All these financial revelations were a wake up, a curse and also a blessing. In Australia, as in the UK, we offer governmental financial aid to people who are actively seeking work. So at the greatly reduced rate I was now subsisting on, I would now be eligible for assistance, and the prize possession of all low income earners – a health care card. This entitles the bearer to receive discounted medicine – which given my health at the moment is a cause for celebration in its own right. I will also be eligible for some discounts on essential bills. These were the blessings, as I had begun to reach a state of mild anxiety which was quickly escalating to panic when I thought about the lead up to Christmas. The curse is that I didn’t discover I was eligible for assistance six weeks ago. Then I could have transferred straight from my carers allowance without needing to fill out the necessary “paperwork” – which is in fact no longer on paper but on-line.

Seated in the relative comfort of the revised version of a Centrelink office (which under the previous government resembled an penal institution and now resembles an airport lounge), I set about cross linking government accounts, revitalising old passwords and answering questions that seemed to bear little resemblance to the realities of my current situation. The basics were there – Name, address, phone number, ability to actively seek work. But the devil, as always, was in the detail. When did I commence work? While I thought “about six weeks ago” was vague, the computer demanded actual dates. Reassured by a helpful staff member that a guess would do – “…it’s just to get you started, when you have your interview you can fix it up”, I typed in the magic numbers and was given access to the next round of questions. “When did you last work?” ‘Umm – still working – I’m on a contract’. “Yesterday,” suggested the woman standing beside me. “Just put yesterday”. And so it went on, until my fear of a parking ticket, rather than my impatience with the procedure made me save and log out, to complete the paperwork tomorrow. Not overly difficult, just tedious.

There was however, one moment of that whole process that really gave me pause, well, two, actually. The easiest part inquired about my previous partner, a person with whom I’ve had no contact for three years. I gave his name, his date of birth and wrote, with some trepidation, unsure of how the machine would respond, that his address was “unknown”.  But the catalyst for this particular  inquiry was an old nemesis, the word that seared me the last time I filled out these forms, one that continues to leave its dark marks on my psyche – my ‘marital status’…

‘Separated’

“I regard myself as single”, I explained to another helpful staff member, a nice young man this time, who answered my questions with nary a hint of an eyeroll. Very professional. “Single”. I said. “I regard myself as single. I’ve been separated from this man for over three years, yet on your records I am forever locked in partnership with him. A man whose address I no longer know nor care to know. Even if I live for another twenty years in a solitary state, I will still, on your records, be ‘separated’ “. He smiled sympathetically at my impassioned description of this tattoo I can never erase.

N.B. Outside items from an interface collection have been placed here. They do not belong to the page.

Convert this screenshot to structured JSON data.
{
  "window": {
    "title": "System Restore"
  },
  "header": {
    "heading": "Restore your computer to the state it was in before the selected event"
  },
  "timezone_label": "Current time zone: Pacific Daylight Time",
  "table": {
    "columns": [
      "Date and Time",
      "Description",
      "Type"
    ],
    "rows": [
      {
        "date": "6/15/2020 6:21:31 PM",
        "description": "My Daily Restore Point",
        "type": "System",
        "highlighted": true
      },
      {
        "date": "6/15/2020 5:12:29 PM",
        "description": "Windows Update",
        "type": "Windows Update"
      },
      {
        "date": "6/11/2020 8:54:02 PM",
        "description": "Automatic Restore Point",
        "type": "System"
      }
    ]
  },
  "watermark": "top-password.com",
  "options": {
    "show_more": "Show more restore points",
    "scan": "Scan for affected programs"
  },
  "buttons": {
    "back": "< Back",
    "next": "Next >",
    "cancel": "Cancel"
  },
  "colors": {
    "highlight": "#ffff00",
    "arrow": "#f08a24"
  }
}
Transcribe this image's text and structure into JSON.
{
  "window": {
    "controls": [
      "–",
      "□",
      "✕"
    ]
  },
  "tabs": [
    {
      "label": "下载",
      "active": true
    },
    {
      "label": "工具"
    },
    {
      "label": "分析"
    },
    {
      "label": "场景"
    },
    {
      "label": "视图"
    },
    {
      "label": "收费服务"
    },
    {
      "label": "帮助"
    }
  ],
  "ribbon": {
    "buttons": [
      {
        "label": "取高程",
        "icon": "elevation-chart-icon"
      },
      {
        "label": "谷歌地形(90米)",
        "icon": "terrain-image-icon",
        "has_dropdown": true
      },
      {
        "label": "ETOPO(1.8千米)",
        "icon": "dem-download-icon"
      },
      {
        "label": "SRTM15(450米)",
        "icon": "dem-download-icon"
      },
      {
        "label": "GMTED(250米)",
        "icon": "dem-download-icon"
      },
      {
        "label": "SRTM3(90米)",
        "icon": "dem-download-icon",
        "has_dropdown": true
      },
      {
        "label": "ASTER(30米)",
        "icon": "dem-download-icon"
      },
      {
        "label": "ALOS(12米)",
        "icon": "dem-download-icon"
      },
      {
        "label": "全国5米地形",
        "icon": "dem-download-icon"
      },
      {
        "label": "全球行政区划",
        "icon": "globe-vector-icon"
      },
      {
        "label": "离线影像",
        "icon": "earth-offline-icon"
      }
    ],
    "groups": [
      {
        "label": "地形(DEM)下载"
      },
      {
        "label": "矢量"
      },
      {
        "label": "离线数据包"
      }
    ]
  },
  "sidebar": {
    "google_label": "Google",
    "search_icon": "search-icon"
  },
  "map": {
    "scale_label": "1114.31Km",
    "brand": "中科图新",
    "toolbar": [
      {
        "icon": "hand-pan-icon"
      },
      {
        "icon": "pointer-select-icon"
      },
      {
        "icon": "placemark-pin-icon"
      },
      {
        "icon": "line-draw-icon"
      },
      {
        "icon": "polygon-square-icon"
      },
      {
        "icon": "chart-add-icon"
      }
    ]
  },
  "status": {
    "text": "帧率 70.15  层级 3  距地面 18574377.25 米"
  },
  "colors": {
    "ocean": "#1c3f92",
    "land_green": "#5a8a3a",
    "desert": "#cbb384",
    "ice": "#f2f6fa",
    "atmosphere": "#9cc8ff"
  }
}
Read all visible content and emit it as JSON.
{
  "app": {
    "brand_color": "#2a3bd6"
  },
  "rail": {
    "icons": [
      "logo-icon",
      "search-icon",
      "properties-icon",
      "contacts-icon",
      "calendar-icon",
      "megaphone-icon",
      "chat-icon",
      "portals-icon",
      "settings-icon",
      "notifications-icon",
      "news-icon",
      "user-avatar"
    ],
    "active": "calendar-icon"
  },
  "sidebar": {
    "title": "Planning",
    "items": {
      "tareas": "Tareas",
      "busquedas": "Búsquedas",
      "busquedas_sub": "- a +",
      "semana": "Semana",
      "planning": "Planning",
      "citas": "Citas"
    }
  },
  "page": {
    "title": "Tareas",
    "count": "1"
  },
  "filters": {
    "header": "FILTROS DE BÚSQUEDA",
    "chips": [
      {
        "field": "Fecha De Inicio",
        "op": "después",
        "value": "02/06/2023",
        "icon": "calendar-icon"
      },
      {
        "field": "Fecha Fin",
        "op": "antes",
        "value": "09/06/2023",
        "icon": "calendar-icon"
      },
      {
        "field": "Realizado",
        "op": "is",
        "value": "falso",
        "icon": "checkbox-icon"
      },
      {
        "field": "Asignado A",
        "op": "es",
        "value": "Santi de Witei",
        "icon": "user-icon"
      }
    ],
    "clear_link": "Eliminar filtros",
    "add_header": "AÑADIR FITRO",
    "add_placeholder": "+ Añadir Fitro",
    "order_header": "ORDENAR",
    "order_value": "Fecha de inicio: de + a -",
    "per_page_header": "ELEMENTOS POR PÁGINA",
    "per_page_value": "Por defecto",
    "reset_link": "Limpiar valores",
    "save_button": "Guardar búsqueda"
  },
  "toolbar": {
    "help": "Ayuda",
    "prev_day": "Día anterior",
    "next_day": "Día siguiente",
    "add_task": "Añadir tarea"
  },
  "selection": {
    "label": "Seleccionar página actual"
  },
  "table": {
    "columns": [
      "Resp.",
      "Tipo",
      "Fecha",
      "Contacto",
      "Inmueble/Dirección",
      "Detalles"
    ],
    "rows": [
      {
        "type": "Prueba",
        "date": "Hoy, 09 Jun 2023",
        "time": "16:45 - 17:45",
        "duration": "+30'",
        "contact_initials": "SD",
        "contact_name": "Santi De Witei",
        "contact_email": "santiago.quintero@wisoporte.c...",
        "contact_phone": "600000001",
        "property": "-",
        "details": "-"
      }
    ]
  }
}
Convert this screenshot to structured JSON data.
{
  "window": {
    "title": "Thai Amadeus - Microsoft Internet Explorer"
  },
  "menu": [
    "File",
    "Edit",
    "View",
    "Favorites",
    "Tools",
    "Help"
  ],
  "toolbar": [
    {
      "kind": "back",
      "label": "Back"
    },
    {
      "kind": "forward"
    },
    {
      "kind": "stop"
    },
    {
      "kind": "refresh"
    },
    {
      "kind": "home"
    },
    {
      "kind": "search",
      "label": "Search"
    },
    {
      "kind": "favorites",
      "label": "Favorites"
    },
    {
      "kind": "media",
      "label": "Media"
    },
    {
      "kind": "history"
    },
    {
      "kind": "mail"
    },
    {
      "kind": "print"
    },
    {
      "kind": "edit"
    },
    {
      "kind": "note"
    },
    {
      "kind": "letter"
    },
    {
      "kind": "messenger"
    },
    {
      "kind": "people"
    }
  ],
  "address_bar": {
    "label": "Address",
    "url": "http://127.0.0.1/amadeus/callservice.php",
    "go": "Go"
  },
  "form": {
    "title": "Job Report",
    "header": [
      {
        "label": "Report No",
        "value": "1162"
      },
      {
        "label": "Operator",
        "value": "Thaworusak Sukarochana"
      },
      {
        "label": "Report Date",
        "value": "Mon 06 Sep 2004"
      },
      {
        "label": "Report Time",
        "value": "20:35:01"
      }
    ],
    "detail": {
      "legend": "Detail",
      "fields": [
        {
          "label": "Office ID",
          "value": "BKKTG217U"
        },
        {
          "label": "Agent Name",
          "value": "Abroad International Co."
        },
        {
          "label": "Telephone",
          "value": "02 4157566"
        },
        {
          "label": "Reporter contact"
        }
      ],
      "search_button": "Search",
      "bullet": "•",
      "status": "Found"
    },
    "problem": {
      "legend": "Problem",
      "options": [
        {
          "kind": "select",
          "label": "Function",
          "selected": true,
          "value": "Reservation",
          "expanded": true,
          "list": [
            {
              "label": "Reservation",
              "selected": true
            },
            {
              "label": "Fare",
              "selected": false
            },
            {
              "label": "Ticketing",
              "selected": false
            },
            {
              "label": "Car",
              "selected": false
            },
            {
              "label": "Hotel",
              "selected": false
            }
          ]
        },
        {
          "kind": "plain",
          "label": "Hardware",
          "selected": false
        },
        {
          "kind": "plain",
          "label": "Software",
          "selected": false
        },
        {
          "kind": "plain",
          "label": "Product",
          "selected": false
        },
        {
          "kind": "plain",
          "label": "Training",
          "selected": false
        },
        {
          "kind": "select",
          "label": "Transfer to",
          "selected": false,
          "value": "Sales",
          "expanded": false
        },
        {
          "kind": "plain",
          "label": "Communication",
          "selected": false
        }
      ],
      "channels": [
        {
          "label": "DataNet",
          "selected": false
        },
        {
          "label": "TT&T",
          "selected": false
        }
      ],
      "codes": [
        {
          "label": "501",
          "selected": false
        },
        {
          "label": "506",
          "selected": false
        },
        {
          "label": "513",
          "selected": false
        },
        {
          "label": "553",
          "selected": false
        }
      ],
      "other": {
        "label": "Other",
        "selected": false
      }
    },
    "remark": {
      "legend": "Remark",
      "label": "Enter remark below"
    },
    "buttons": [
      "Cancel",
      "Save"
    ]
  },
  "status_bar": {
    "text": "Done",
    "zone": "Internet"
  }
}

He too had a problem with it, he said, but the government legislation – moored, presumably, in archaic ways of description, did not have a category for “single”. There was only “never married”.

I thought again for a moment, spurred on perhaps by something in his expression, of the meagreness of this description. Thought too of the  “debate” we are currently having in this country over same sex marriage, of the ethical “Poly’s” I’m currently chatting with on the internet, of a whole world of possibility which has opened up for me through a grieving process.

Then I smiled politely, thanked him, picked up my keys and wallet, and went home.